What you have to do: Among the entries, find the lines with the string "JSON" and report them.

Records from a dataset
____________________
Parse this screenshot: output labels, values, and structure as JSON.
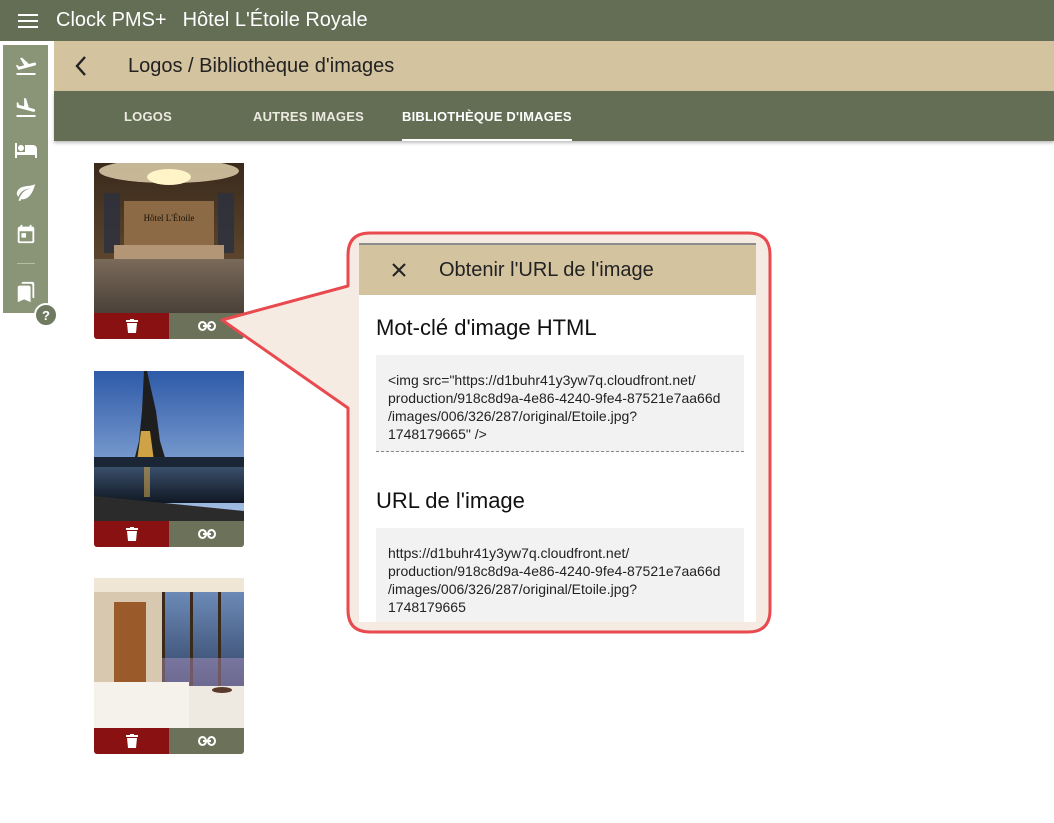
{
  "appbar": {
    "app_name": "Clock PMS+",
    "hotel_name": "Hôtel L'Étoile Royale"
  },
  "subheader": {
    "title": "Logos / Bibliothèque d'images"
  },
  "tabs": [
    {
      "label": "LOGOS",
      "active": false
    },
    {
      "label": "AUTRES IMAGES",
      "active": false
    },
    {
      "label": "BIBLIOTHÈQUE D'IMAGES",
      "active": true
    }
  ],
  "sidebar": {
    "items": [
      {
        "icon": "flight-takeoff-icon"
      },
      {
        "icon": "flight-land-icon"
      },
      {
        "icon": "hotel-bed-icon"
      },
      {
        "icon": "leaf-icon"
      },
      {
        "icon": "calendar-icon"
      },
      {
        "icon": "bookmarks-icon"
      }
    ],
    "help": "?"
  },
  "images": [
    {
      "subject": "hotel-lobby",
      "logo_text": "Hôtel L'Étoile"
    },
    {
      "subject": "eiffel-tower"
    },
    {
      "subject": "spa-room"
    }
  ],
  "dialog": {
    "title": "Obtenir l'URL de l'image",
    "html_tag_heading": "Mot-clé d'image HTML",
    "html_tag_value": "<img src=\"https://d1buhr41y3yw7q.cloudfront.net/\nproduction/918c8d9a-4e86-4240-9fe4-87521e7aa66d\n/images/006/326/287/original/Etoile.jpg?\n1748179665\" />",
    "url_heading": "URL de l'image",
    "url_value": "https://d1buhr41y3yw7q.cloudfront.net/\nproduction/918c8d9a-4e86-4240-9fe4-87521e7aa66d\n/images/006/326/287/original/Etoile.jpg?\n1748179665"
  },
  "colors": {
    "appbar": "#646e55",
    "header": "#d3c39f",
    "delete": "#8a1111",
    "link": "#6b7259",
    "callout_border": "#e84a4f",
    "callout_fill": "#f5ebe3"
  }
}
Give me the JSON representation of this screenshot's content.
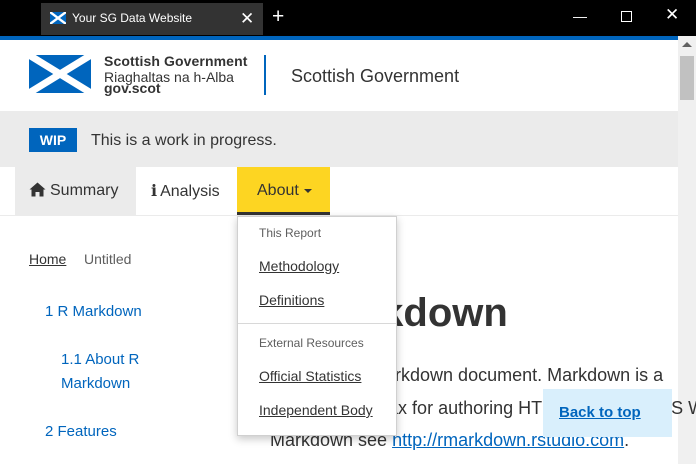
{
  "browser": {
    "tab_title": "Your SG Data Website",
    "close_glyph": "✕",
    "new_tab_glyph": "+",
    "minimize_glyph": "—",
    "window_close_glyph": "✕"
  },
  "header": {
    "logo_line1": "Scottish Government",
    "logo_line2": "Riaghaltas na h-Alba",
    "logo_line3": "gov.scot",
    "site_title": "Scottish Government"
  },
  "banner": {
    "badge": "WIP",
    "text": "This is a work in progress."
  },
  "nav": {
    "items": [
      {
        "label": "Summary",
        "icon": "home-icon"
      },
      {
        "label": "Analysis",
        "icon": "info-icon"
      },
      {
        "label": "About",
        "icon": "caret-down-icon",
        "active": true
      }
    ]
  },
  "dropdown": {
    "header1": "This Report",
    "items1": [
      "Methodology",
      "Definitions"
    ],
    "header2": "External Resources",
    "items2": [
      "Official Statistics",
      "Independent Body"
    ]
  },
  "breadcrumb": {
    "home": "Home",
    "current": "Untitled"
  },
  "toc": {
    "items": [
      "1 R Markdown",
      "1.1 About R Markdown",
      "2 Features"
    ]
  },
  "content": {
    "heading": "R Markdown",
    "line1": "This is an R Markdown document. Markdown is a",
    "line2": "formatting syntax for authoring HTML, PDF, and MS Wo",
    "line3_prefix": "Markdown see ",
    "line3_link": "http://rmarkdown.rstudio.com",
    "line3_suffix": "."
  },
  "back_to_top": "Back to top",
  "colors": {
    "brand_blue": "#0065bd",
    "active_yellow": "#fdd522",
    "banner_grey": "#ebebeb"
  }
}
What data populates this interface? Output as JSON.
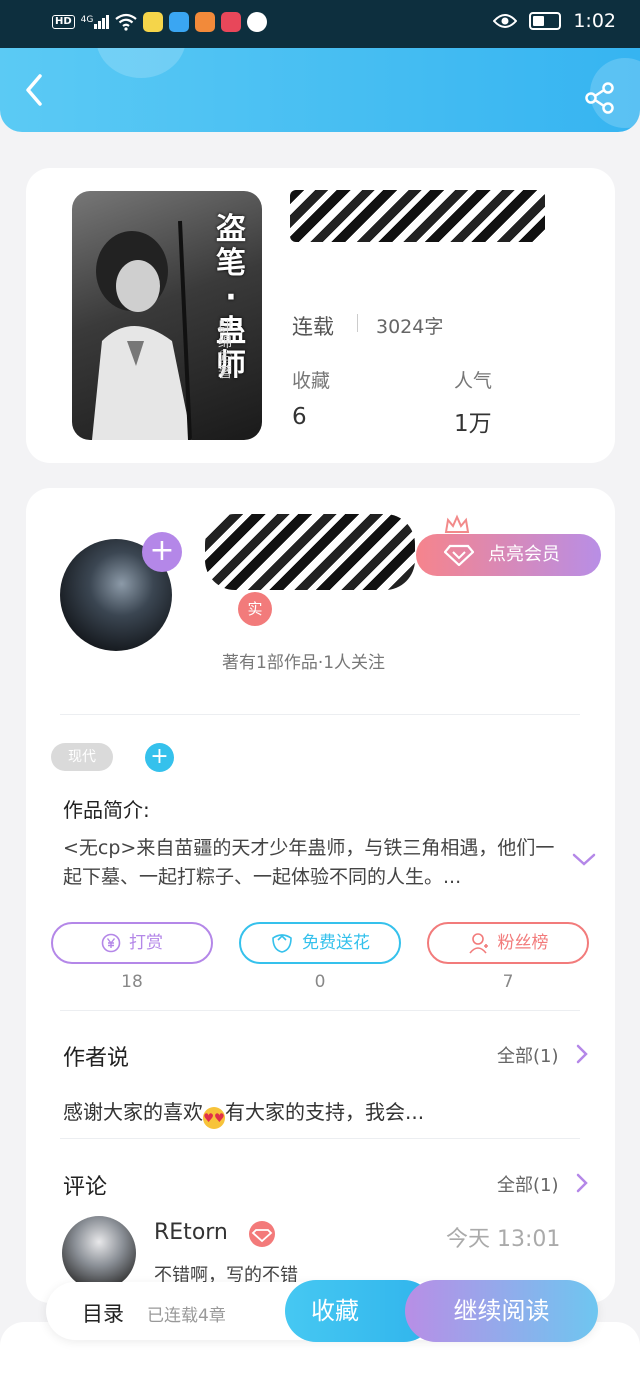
{
  "status_bar": {
    "time": "1:02",
    "network": "HD",
    "signal": "4G",
    "battery_level": 0.45
  },
  "book": {
    "cover_title_chars": [
      "盗",
      "笔",
      "·",
      "蛊",
      "师"
    ],
    "cover_author": "肆绵㊣著",
    "status": "连载",
    "word_count": "3024字",
    "favorites_label": "收藏",
    "favorites_value": "6",
    "popularity_label": "人气",
    "popularity_value": "1万"
  },
  "author": {
    "verified_badge": "实",
    "member_button": "点亮会员",
    "info": "著有1部作品·1人关注"
  },
  "tags": [
    "现代"
  ],
  "intro": {
    "title": "作品简介:",
    "text": "<无cp>来自苗疆的天才少年蛊师，与铁三角相遇，他们一起下墓、一起打粽子、一起体验不同的人生。..."
  },
  "actions": [
    {
      "label": "打赏",
      "count": "18",
      "color": "#b487e8"
    },
    {
      "label": "免费送花",
      "count": "0",
      "color": "#35c1ec"
    },
    {
      "label": "粉丝榜",
      "count": "7",
      "color": "#f27b7b"
    }
  ],
  "author_says": {
    "title": "作者说",
    "all": "全部(1)",
    "text_before": "感谢大家的喜欢",
    "text_after": "有大家的支持，我会..."
  },
  "comments": {
    "title": "评论",
    "all": "全部(1)",
    "items": [
      {
        "name": "REtorn",
        "time": "今天 13:01",
        "text": "不错啊，写的不错"
      }
    ]
  },
  "bottom": {
    "toc": "目录",
    "chapters": "已连载4章",
    "favorite": "收藏",
    "continue": "继续阅读"
  }
}
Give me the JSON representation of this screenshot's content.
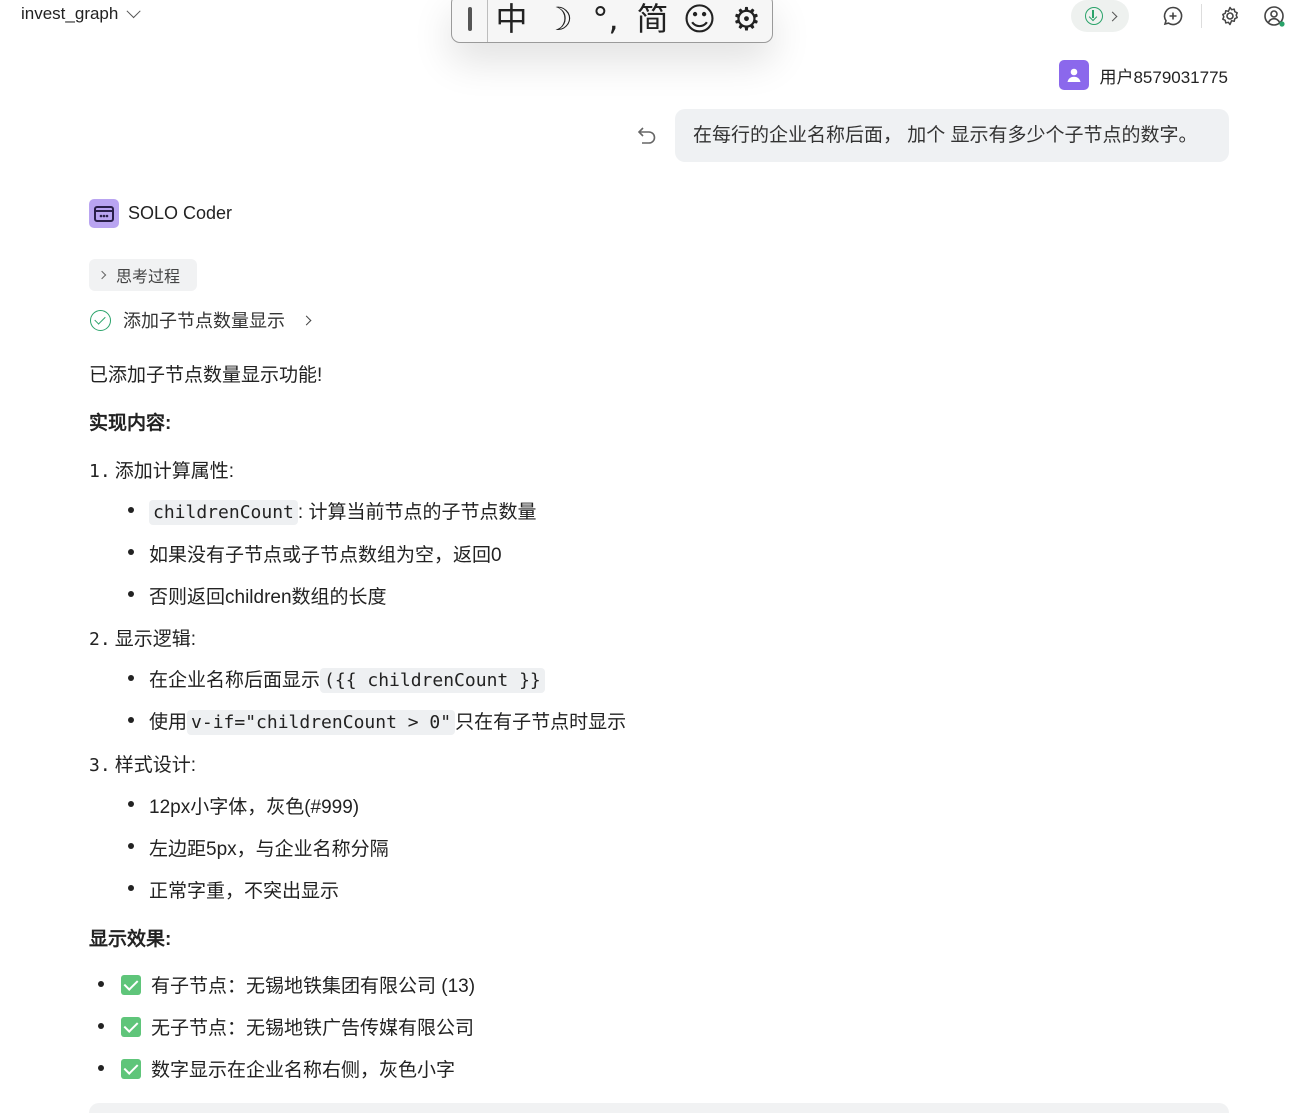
{
  "header": {
    "project_name": "invest_graph",
    "icons": [
      "download-status-icon",
      "new-chat-icon",
      "settings-icon",
      "account-icon"
    ]
  },
  "ime_toolbar": {
    "items": [
      "中",
      "☽",
      "°,",
      "简",
      "☺",
      "⚙"
    ]
  },
  "user": {
    "name": "用户8579031775",
    "message": "在每行的企业名称后面， 加个 显示有多少个子节点的数字。"
  },
  "assistant": {
    "name": "SOLO Coder",
    "thinking_label": "思考过程",
    "task_label": "添加子节点数量显示",
    "intro": "已添加子节点数量显示功能!",
    "impl_heading": "实现内容:",
    "sections": [
      {
        "num": "1.",
        "title": "添加计算属性:",
        "bullets": [
          {
            "code": "childrenCount",
            "text": ": 计算当前节点的子节点数量"
          },
          {
            "text": "如果没有子节点或子节点数组为空，返回0"
          },
          {
            "text": "否则返回children数组的长度"
          }
        ]
      },
      {
        "num": "2.",
        "title": "显示逻辑:",
        "bullets": [
          {
            "text": "在企业名称后面显示",
            "code": "({{ childrenCount }}"
          },
          {
            "pre": "使用",
            "code": "v-if=\"childrenCount > 0\"",
            "text": "只在有子节点时显示"
          }
        ]
      },
      {
        "num": "3.",
        "title": "样式设计:",
        "bullets": [
          {
            "text": "12px小字体，灰色(#999)"
          },
          {
            "text": "左边距5px，与企业名称分隔"
          },
          {
            "text": "正常字重，不突出显示"
          }
        ]
      }
    ],
    "effect_heading": "显示效果:",
    "effects": [
      "有子节点：无锡地铁集团有限公司 (13)",
      "无子节点：无锡地铁广告传媒有限公司",
      "数字显示在企业名称右侧，灰色小字"
    ]
  },
  "colors": {
    "accent_green": "#2aa36a",
    "user_avatar": "#8b68ec",
    "bot_avatar": "#b9a4f1",
    "bubble_bg": "#eff1f3"
  }
}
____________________
Output for this task:
Parse this screenshot: output labels, values, and structure as JSON.
Give me the JSON representation of this screenshot's content.
What data populates this interface? Output as JSON.
Give me the JSON representation of this screenshot's content.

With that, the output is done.